Now, mere days after journalists were inaccurately babbling about the misperceived dangers of the new terms, Bryan Bishop has proudly announced that reverting to the old Terms of Service is dangerous. Granted, Bishop is a writer for The Verge — the source of the initial salvo of legally-justified rationale earlier this week — but the tone rings resoundingly poorly with me.
Instagram, confronted by thousands upon thousands of misled users, was forced into a public relations nightmare. This was largely incited by a core grouping of alarmist journalists who spend their days twitching over "BREAKING" macros and publish buttons. Given the circumstance, however, it's understandable why the news spread so quickly. We're in the midst of a slow news cycle and some sort of harmful stipulations from a Facebook property were far too good to pass up, let alone allow dozens of other publications to publish without doing the same.
But, today, after all that we've been through, we once again see a publication attempting to cast a negative spin onto something temporary and harmless. An action which, less than three days ago, users and journalists were both clamoring for.
Yes, we're aware that the new Terms of Service was, after all, a significant improvement upon its predecessor. But, at the same time, the mere fact that such panic could've been prompted by basic language suggests that there is plenty of room for clarity and revision. In other words, there is plenty of due cause and logic beneath a decision to hold off on a Terms of Service revision — which was not scheduled to become active until mid-January — until the language and purpose can be fully articulated.

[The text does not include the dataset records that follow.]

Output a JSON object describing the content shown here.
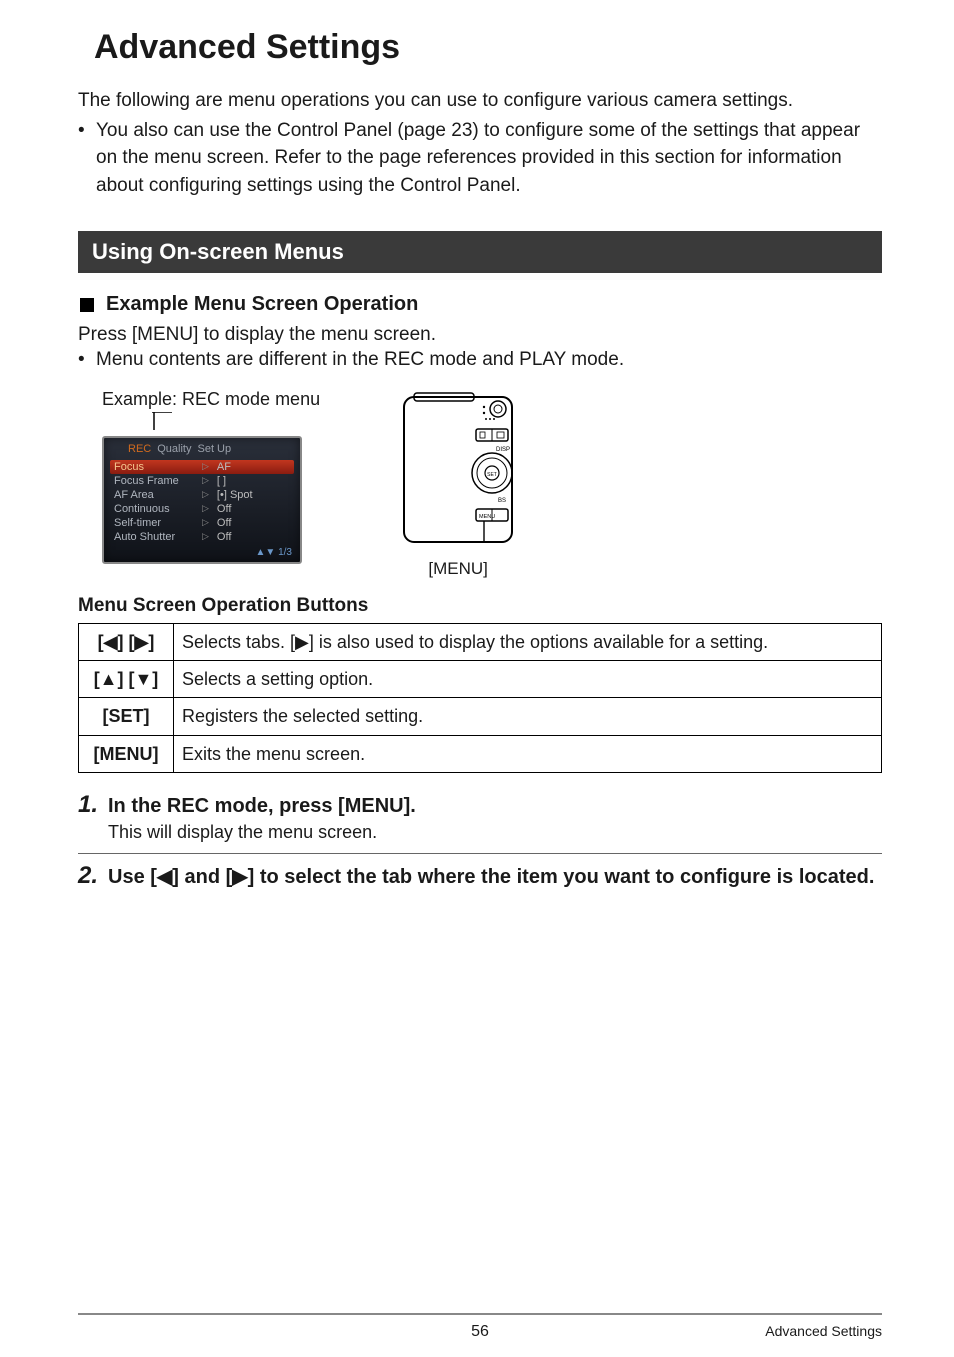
{
  "title": "Advanced Settings",
  "intro": {
    "text": "The following are menu operations you can use to configure various camera settings.",
    "bullet": "You also can use the Control Panel (page 23) to configure some of the settings that appear on the menu screen. Refer to the page references provided in this section for information about configuring settings using the Control Panel."
  },
  "section_bar": "Using On-screen Menus",
  "subheading": "Example Menu Screen Operation",
  "press_text": "Press [MENU] to display the menu screen.",
  "press_bullet": "Menu contents are different in the REC mode and PLAY mode.",
  "example_caption": "Example: REC mode menu",
  "camera_menu": {
    "tabs": {
      "rec": "REC",
      "quality": "Quality",
      "setup": "Set Up"
    },
    "rows": [
      {
        "k": "Focus",
        "v": "AF"
      },
      {
        "k": "Focus Frame",
        "v": "[ ]"
      },
      {
        "k": "AF Area",
        "v": "[•] Spot"
      },
      {
        "k": "Continuous",
        "v": "Off"
      },
      {
        "k": "Self-timer",
        "v": "Off"
      },
      {
        "k": "Auto Shutter",
        "v": "Off"
      }
    ],
    "pager": "▲▼ 1/3"
  },
  "diagram_label": "[MENU]",
  "table_heading": "Menu Screen Operation Buttons",
  "buttons_table": [
    {
      "key": "[◀] [▶]",
      "desc": "Selects tabs. [▶] is also used to display the options available for a setting."
    },
    {
      "key": "[▲] [▼]",
      "desc": "Selects a setting option."
    },
    {
      "key": "[SET]",
      "desc": "Registers the selected setting."
    },
    {
      "key": "[MENU]",
      "desc": "Exits the menu screen."
    }
  ],
  "steps": [
    {
      "num": "1.",
      "text": "In the REC mode, press [MENU].",
      "note": "This will display the menu screen."
    },
    {
      "num": "2.",
      "text": "Use [◀] and [▶] to select the tab where the item you want to configure is located."
    }
  ],
  "footer": {
    "page": "56",
    "title": "Advanced Settings"
  }
}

As of writing, Bishop's article, "Instagram reverts terms of service after public outcry, makes them arguably worse," is sitting atop The Verge's featured articles on the front page. With a ludicrously misleading and controversy-laden headline, a matter-of-fact pull quote, "Today's news is actually a loss for users," and a tiny admission at the end of the article that, of course, Instagram has weeks to offer new language before its current changeover date, the whole article sits extremely poorly with me.
The message to be taken away from this is simple: Instagram is actively pursuing clarity in its Terms of Service. Furthermore, Systrom has a desire to fully develop the company's monetization plan before enacting any further policy changes. In English, that means Instagram is still on the same trajectory, it has the same terms as it has for two years without offending you, and it's attempting to ensure clarity and accountability for its users.
I'm not saying that the as-yet-unseen document Instagram is drafting will be good. Equally, I'm not saying that Instagram's monetization method will be gracious and without offense. I'm simply highlighting the fact that Instagram's moves — when you strip away the media-driven hyperbole and spin — make perfect sense. The new terms, if they'd gone unnoticed or without outrage, would've benefitted us as users. Conversely, the old terms which we've lived under for two years — and continue to live under today — will surely be acceptable for a little longer. Adding clarity to a user-benefitting document and displaying accountability for perceived mistakes is an unquestionably good thing.
Publications are invariably going to continue to dodge the blame for their gross inaccuracies earlier this week and Instagram's retraction is likely going to be fuel to reach that end. But, given all that we've learned this week, perhaps we can survive one day without breaking out the Internet crisis weapons and hyperbole.
There's really nothing to see here.